It’s only a matter of time before the shelter-in guidelines are eased in New York, and we can hang out together, at her place, talking for hours, eating lunch and dinner, watching a movie, and making out, at the very least. Only then might I get over the fear that she won’t be attracted to me in person. As I write this, our governor is happily reporting that the number of statewide daily coronavirus hospitalizations is decreasing, and his administration is already in the planning stages of a “reopening.”

When I discuss the idea of writing this piece with Allie, I tell her that I’ll pitch something with a title like, “Falling in Love in the Time of Coronavirus.”

“Do you think that would be an appropriate way to frame this?” I ask her, my voice trembling with nerves, fishing again for insight into her feelings for me.

“Yeah, I would say so,” she responds, and a sense of relief washes over me. “In fact I just wrote in my journal the other day that I think we’re falling for each other.”

Aside from that offhand mention, we’re not officially dropping the L-word yet. I think we both know that would be too absurd at this point. All we can do is continue to get to know each other, safely, over Zoom.  

Which is still pretty great.

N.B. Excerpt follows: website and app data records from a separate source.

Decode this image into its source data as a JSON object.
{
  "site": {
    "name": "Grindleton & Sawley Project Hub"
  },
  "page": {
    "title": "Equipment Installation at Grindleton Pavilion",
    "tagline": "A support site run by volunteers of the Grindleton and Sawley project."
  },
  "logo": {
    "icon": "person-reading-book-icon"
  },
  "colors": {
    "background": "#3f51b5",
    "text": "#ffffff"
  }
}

When it’s the right person, it doesn’t matter how it all starts. Not knowing for sure about things — in relationships or a lot of other developments — is part of life. I think there’s something really pure about just going for it, and if things don’t work out between us, I would feel like, “Well, at least it was a good story. I connected with someone during a global pandemic in a profound way, and we tried.”

— Allie